“The second night after we parted from the ice party (Stefansson, Starkersen,, and Andreasen) we, the support party, were startled by a visit from three huge polar bears. We had killed one bear on the outward trip, who had come up to within twenty-five feet of the tent before he was seen, but now we had no rifle. We had voluntarily relinquished our only rifle to Stefansson, because we thought, as he did, that he might reach Banks Island, and would need the rifle in case something should go wrong with the other. As time proved, it was well that he did avail himself of our offer. But to return to the bears who visited us, the situation was becoming rather tense when a happy thought struck Crawford, and we waved our arms and shouted, while our dogs frightened them away. At another time the ice on which we were camped for the night broke up, but not directly under our tent, as sometimes happens; in fact, the nearest break was at least eight feet away. In the morning we found ourselves afloat on a piece of ice about twenty feet wide, with one side of our tent about six feet from the water, and one end about eight feet from the edge. Then at another time we came to a lead so wide that we could not see across it, but it closed.
“The same southwest gale that closed that lead was the one that blew the ice on which Stefansson was camped toward Banks Island, so it was of considerable assisance to both parties.
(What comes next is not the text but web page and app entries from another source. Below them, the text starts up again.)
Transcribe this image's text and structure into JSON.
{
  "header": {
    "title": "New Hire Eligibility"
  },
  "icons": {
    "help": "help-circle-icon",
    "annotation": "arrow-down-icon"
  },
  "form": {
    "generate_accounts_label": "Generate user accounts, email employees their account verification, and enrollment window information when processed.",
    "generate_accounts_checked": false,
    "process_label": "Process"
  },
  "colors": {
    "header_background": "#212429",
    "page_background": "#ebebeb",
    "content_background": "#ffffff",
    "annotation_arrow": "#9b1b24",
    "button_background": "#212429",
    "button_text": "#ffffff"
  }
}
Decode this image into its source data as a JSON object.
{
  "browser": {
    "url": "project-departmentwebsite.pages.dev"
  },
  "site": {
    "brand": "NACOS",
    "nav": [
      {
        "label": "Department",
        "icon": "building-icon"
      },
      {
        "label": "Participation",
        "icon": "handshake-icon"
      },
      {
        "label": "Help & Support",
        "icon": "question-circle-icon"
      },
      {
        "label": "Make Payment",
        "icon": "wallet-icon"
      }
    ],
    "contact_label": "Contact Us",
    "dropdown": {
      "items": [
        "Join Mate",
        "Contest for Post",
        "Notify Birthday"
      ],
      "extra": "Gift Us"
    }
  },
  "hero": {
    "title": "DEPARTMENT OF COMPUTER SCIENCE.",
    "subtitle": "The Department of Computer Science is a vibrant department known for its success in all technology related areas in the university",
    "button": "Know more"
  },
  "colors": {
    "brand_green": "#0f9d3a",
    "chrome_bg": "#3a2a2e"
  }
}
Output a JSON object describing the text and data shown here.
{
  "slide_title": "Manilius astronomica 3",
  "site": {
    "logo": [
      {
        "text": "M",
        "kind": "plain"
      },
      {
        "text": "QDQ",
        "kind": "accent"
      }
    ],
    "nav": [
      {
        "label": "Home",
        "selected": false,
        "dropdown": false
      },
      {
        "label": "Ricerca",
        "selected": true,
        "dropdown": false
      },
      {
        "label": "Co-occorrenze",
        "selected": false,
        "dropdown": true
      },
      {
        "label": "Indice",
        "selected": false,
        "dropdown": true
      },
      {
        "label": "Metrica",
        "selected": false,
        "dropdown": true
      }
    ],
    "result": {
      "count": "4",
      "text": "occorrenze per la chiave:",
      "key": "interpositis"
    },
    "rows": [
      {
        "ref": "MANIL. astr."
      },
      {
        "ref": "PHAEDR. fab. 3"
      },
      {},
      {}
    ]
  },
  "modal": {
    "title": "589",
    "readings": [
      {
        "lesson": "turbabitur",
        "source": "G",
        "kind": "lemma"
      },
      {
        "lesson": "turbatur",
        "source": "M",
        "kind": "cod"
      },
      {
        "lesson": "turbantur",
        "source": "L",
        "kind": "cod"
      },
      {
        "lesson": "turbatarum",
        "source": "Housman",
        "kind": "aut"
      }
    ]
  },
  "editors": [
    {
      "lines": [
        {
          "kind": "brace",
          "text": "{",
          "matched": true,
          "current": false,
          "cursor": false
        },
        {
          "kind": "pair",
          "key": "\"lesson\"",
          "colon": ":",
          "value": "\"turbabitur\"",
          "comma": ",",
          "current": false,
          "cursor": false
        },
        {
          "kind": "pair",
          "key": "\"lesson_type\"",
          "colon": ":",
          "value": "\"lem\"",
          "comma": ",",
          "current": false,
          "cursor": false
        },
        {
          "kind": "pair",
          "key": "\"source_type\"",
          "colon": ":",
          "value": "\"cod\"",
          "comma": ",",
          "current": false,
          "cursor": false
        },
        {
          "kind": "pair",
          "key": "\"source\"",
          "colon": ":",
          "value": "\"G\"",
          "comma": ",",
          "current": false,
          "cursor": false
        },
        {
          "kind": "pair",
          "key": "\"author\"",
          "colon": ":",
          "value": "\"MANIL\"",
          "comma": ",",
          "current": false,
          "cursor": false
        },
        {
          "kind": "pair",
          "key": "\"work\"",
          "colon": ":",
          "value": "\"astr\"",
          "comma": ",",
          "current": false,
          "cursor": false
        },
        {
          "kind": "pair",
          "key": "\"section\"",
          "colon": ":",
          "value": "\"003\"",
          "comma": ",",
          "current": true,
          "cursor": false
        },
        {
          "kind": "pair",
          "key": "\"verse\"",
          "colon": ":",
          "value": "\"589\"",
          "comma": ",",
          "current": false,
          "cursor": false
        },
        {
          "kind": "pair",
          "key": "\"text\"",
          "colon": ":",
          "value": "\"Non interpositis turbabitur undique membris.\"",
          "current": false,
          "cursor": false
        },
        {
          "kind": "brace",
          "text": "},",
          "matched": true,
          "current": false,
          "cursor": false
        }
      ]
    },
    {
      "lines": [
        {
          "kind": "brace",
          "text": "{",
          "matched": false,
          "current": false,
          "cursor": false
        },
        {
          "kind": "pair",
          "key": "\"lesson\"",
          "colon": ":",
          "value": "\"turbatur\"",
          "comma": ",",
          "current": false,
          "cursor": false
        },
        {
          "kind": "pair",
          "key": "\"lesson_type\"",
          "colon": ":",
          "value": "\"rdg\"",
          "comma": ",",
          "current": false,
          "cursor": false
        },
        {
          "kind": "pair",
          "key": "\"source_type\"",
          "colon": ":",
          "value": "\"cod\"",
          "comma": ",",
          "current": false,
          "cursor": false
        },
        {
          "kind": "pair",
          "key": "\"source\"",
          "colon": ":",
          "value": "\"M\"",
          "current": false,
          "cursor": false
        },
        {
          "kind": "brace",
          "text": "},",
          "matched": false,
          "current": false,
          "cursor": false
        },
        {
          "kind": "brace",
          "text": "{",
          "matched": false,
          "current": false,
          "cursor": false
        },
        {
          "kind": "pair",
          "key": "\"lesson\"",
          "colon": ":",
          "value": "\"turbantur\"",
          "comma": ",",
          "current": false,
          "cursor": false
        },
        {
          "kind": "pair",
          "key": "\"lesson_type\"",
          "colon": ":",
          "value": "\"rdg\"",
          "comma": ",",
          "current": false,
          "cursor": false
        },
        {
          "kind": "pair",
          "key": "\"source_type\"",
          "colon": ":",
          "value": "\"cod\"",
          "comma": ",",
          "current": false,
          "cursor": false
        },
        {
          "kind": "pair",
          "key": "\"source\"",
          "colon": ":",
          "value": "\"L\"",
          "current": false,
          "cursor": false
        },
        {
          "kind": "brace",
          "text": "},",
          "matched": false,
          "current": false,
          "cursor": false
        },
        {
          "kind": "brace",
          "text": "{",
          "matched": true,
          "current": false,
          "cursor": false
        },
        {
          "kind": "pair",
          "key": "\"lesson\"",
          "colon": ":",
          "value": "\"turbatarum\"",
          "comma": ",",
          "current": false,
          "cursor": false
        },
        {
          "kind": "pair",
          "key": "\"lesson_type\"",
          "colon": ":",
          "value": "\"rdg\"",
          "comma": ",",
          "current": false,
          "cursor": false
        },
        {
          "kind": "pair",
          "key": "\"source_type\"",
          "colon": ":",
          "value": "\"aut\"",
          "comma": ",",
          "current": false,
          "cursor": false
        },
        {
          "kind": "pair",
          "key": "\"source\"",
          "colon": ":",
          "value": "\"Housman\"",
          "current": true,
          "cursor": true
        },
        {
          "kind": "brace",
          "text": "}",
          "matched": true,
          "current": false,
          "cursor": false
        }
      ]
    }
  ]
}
We reached shore on Canadian territory, eighty miles east of our starting point, and, believe me, we were glad to camp beside a log fire.
Cooked with Blubber.
“Our kerosene became exhausted two days before we landed, and we had been compelled to cook with the blubber of the seal I had shot just before we parted from the ice party, and which we dragged behind the sled all the way to shore. Neither of us had any idea where we were; we simply knew that we had followed Stefanssons’s instructions to travel as fast as possible to the south, and that for the present our troubles were over. Crawford and Johansen then rejoined their commander, Dr. Anderson, at Collinson, while I proceeded to the North Star, the fifty-foot gasoline schooner which Stefansson had bought to take the place of the Karluk, which he instructed Dr. Anderson to send to Banks Island in case he did not return before the ice broke up. I established a comfortable camp there, took an inventory of the tools, equipment, and provisions, and spent the rest of the time hunting caribou, seal, ugruk, ptarmigan, and in learning to paddle a kyak, which is the crankiest boat in existence.
“Then after Wilkins had taken the North Star to Banks Island, (or rather to Herschel Island,) Dr. Anderson substituted the Mary Sachs, a very unwieldy and generally clumsy craft compared to the trim, speedy little North Star, which drew only four feet of water laded, and was particularly adapted for the purpose of cruising between the shore of Banks Island and the grounded ice.
“As Stefansson’s report shows, if Wilkins had had the North Star instead of the Mary Sachs, Wilkins would have been able to reach the rendezvous which Stefansson had appointed, an which he had communicated to Wilkins in a letter. Beside, I told Wilkins personally that Stefansson would expect him to go as far north as possible, and at any cost to reach Norway Island.
“One last fact I want to give for my faith that Stefansson would come out alive was his knowledge of how to construct ice houses. He knew better how to do this than any living white man. He learned the art of making these beehive houses from the blond Eskimos. Always he is adding to his knowledge of arctic matters and acquiring skill. Stefansson set out to explore an unexplored territory and I believe he will do so.”